German Foreign Minister Frank-Walter Steinmeier has urged Syrian opposition groups gathering for talks in Saudi Arabia to unify. The talks will aim to form a bloc for potential negotiations with Syria's President Assad.
On a visit to Kurdish-controlled Erbil in the north of Iraq, Steinmeier pledged continued military assistance for the Kurdish peshmerga fighters - a key ally so far on the ground against the so-called "Islamic State."
"We are determined to continue the cooperation with you and the Peshmerga," Steinmeier said, a day afterhis appointments in the capital,
Baghdad. He added that this cooperation would have to be embedded into a "broader overall political strategy."
Looking across the extremely porous border to Syria, Steinmeier also called on the splintered Syrian opposition to overcome their differences during the coming days of talks.
In comments to the DPA news agency, Steinmeier urged unity, despite the compromises this would necessitate.
The talks in the Saudi capital, Riyadh, are scheduled to get underway in the next few days.
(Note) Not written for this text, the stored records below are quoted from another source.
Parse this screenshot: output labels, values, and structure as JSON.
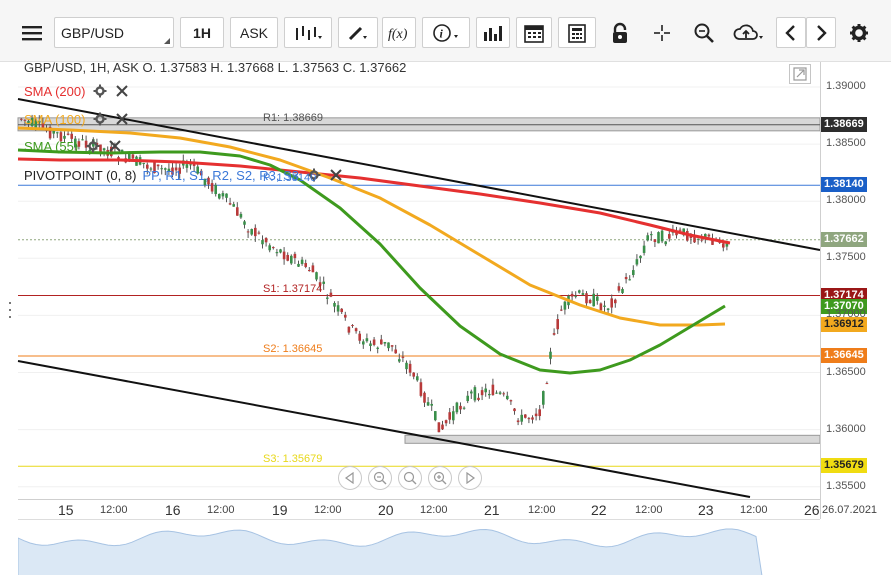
{
  "toolbar": {
    "menu_icon": "hamburger-icon",
    "symbol": "GBP/USD",
    "timeframe": "1H",
    "price_type": "ASK",
    "buttons": [
      "candles-icon",
      "pencil-icon",
      "fx-icon",
      "info-icon",
      "bar-chart-icon",
      "calendar-icon",
      "calculator-icon",
      "lock-icon",
      "crosshair-icon",
      "zoom-icon",
      "cloud-icon",
      "chevron-left-icon",
      "chevron-right-icon",
      "gear-icon"
    ]
  },
  "chart": {
    "ohlc_line": "GBP/USD, 1H, ASK    O. 1.37583 H. 1.37668 L. 1.37563 C. 1.37662",
    "indicators": [
      {
        "label": "SMA (200)",
        "color": "#e53030"
      },
      {
        "label": "SMA (100)",
        "color": "#f2a91f"
      },
      {
        "label": "SMA (55)",
        "color": "#3e9a1e"
      },
      {
        "label": "PIVOTPOINT (0, 8)",
        "color": "#222222",
        "suffix": "PP, R1, S1, R2, S2, R3, S3"
      }
    ],
    "pivots": [
      {
        "label": "R1: 1.38669",
        "value": 1.38669,
        "color": "#555555",
        "tag_color": "#2d2d2d",
        "tag": "1.38669"
      },
      {
        "label": "P: 1.38140",
        "value": 1.3814,
        "color": "#3b78d8",
        "tag_color": "#1a5fc7",
        "tag": "1.38140"
      },
      {
        "label": "S1: 1.37174",
        "value": 1.37174,
        "color": "#b22222",
        "tag_color": "#9a1616",
        "tag": "1.37174"
      },
      {
        "label": "S2: 1.36645",
        "value": 1.36645,
        "color": "#ef7d1a",
        "tag_color": "#ef7d1a",
        "tag": "1.36645"
      },
      {
        "label": "S3: 1.35679",
        "value": 1.35679,
        "color": "#e8d81a",
        "tag_color": "#f0dc12",
        "tag": "1.35679"
      }
    ],
    "current_price": {
      "value": 1.37662,
      "tag": "1.37662",
      "color": "#8fa67f"
    },
    "sma_tags": [
      {
        "tag": "1.37070",
        "value": 1.3707,
        "color": "#3e9a1e"
      },
      {
        "tag": "1.36912",
        "value": 1.36912,
        "color": "#f2a91f"
      }
    ],
    "y_ticks": [
      "1.39000",
      "1.38500",
      "1.38000",
      "1.37500",
      "1.37000",
      "1.36500",
      "1.36000",
      "1.35500"
    ],
    "y_tick_values": [
      1.39,
      1.385,
      1.38,
      1.375,
      1.37,
      1.365,
      1.36,
      1.355
    ],
    "x_labels": [
      {
        "text": "15",
        "day": true
      },
      {
        "text": "12:00",
        "day": false
      },
      {
        "text": "16",
        "day": true
      },
      {
        "text": "12:00",
        "day": false
      },
      {
        "text": "19",
        "day": true
      },
      {
        "text": "12:00",
        "day": false
      },
      {
        "text": "20",
        "day": true
      },
      {
        "text": "12:00",
        "day": false
      },
      {
        "text": "21",
        "day": true
      },
      {
        "text": "12:00",
        "day": false
      },
      {
        "text": "22",
        "day": true
      },
      {
        "text": "12:00",
        "day": false
      },
      {
        "text": "23",
        "day": true
      },
      {
        "text": "12:00",
        "day": false
      },
      {
        "text": "26",
        "day": true
      },
      {
        "text": "26.07.2021",
        "day": false
      }
    ]
  },
  "zoom_controls": [
    "arrow-left-icon",
    "zoom-out-icon",
    "reset-zoom-icon",
    "zoom-in-icon",
    "arrow-right-icon"
  ]
}
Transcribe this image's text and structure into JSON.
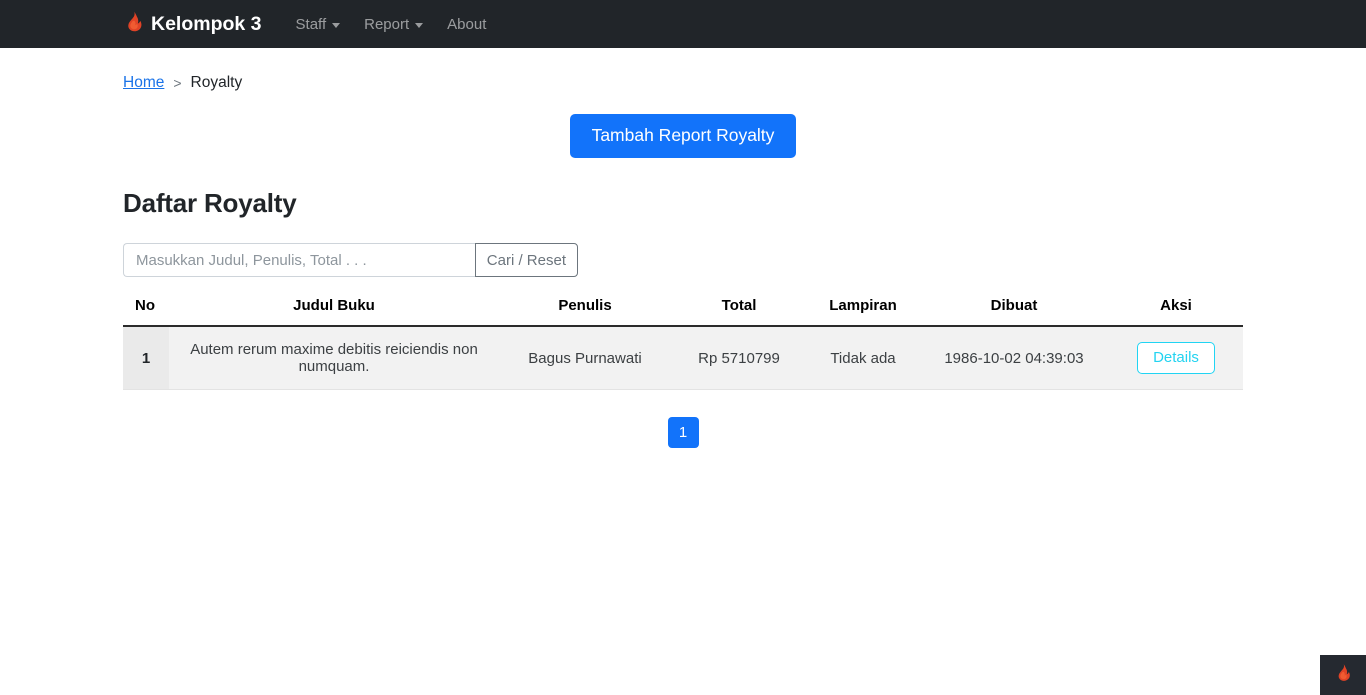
{
  "colors": {
    "navbar_bg": "#212529",
    "brand_flame": "#e04326",
    "primary": "#1273fa",
    "link": "#1a73e8",
    "details_cyan": "#23d3f0",
    "row_bg": "#f2f2f2",
    "muted": "#6c757d"
  },
  "navbar": {
    "brand": "Kelompok 3",
    "brand_icon": "flame-icon",
    "items": [
      {
        "label": "Staff",
        "has_dropdown": true
      },
      {
        "label": "Report",
        "has_dropdown": true
      },
      {
        "label": "About",
        "has_dropdown": false
      }
    ]
  },
  "breadcrumb": {
    "home": "Home",
    "separator": ">",
    "current": "Royalty"
  },
  "actions": {
    "add_label": "Tambah Report Royalty"
  },
  "page": {
    "title": "Daftar Royalty"
  },
  "search": {
    "value": "",
    "placeholder": "Masukkan Judul, Penulis, Total . . .",
    "button_label": "Cari / Reset"
  },
  "table": {
    "headers": {
      "no": "No",
      "judul": "Judul Buku",
      "penulis": "Penulis",
      "total": "Total",
      "lampiran": "Lampiran",
      "dibuat": "Dibuat",
      "aksi": "Aksi"
    },
    "rows": [
      {
        "no": "1",
        "judul": "Autem rerum maxime debitis reiciendis non numquam.",
        "penulis": "Bagus Purnawati",
        "total": "Rp 5710799",
        "lampiran": "Tidak ada",
        "dibuat": "1986-10-02 04:39:03",
        "aksi_label": "Details"
      }
    ]
  },
  "pagination": {
    "pages": [
      {
        "label": "1",
        "active": true
      }
    ]
  },
  "debug_widget": {
    "icon": "flame-icon"
  }
}
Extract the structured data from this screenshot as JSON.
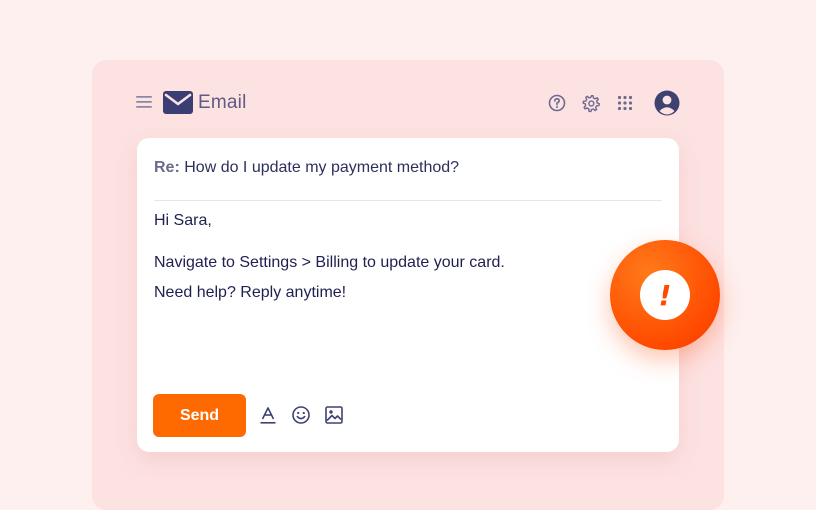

Media reports say that up to 100 participants are expected.
It will be the first gathering to bring together a representative sample of the motley array of factions fighting against President Bashar al-Assad since the Syrian conflict broke out in mid-2011.
The goal of the talks is to create a unified bloc of the most moderate Syrian opposition groups for potential talks with Assad on forming a transition government by mid-2016 - one of the steps proposed in a peace road map for Syria formulated by a group of top diplomats from 17 countriesat a meeting in Vienna last month.
The timetable agreed in Vienna has also called for elections within 18 months.
Saudi Arabia has said "all factions of the moderate Syrian opposition" were invited to the Riyadh talks.
But Kurdish groups, including the US-backed Syrian Democratic Forces, did not receive an invitation, while Ahra al-Sham, allied with al Qaeda's Syrian branch the al-Nusra Front, has reportedly been asked to take part, to the dismay of some other groups involved.
However, armed groups that have been described as "terrorist" organizations, such as the al-Nusra Front itself and the "Islamic State" group, have not been included among the invited participants.
The talks are likely to be made still more difficult by the different views held by participants on the role to be played by Assad. Groups supported by the United States, Saudi Arabia and Qatar are calling for the Syrian president's immediate ouster, something that is vehemently opposed by Iran and Russia.
All previous attempts to find common ground among the diverse groups making up the opposition to Assad have failed. But diplomatic efforts are growing to find a political resolution to Syria's conflict, which has cost the lives of more than 250,000 people and force millions to leave their homes.
tj/msh (AFP, dpa)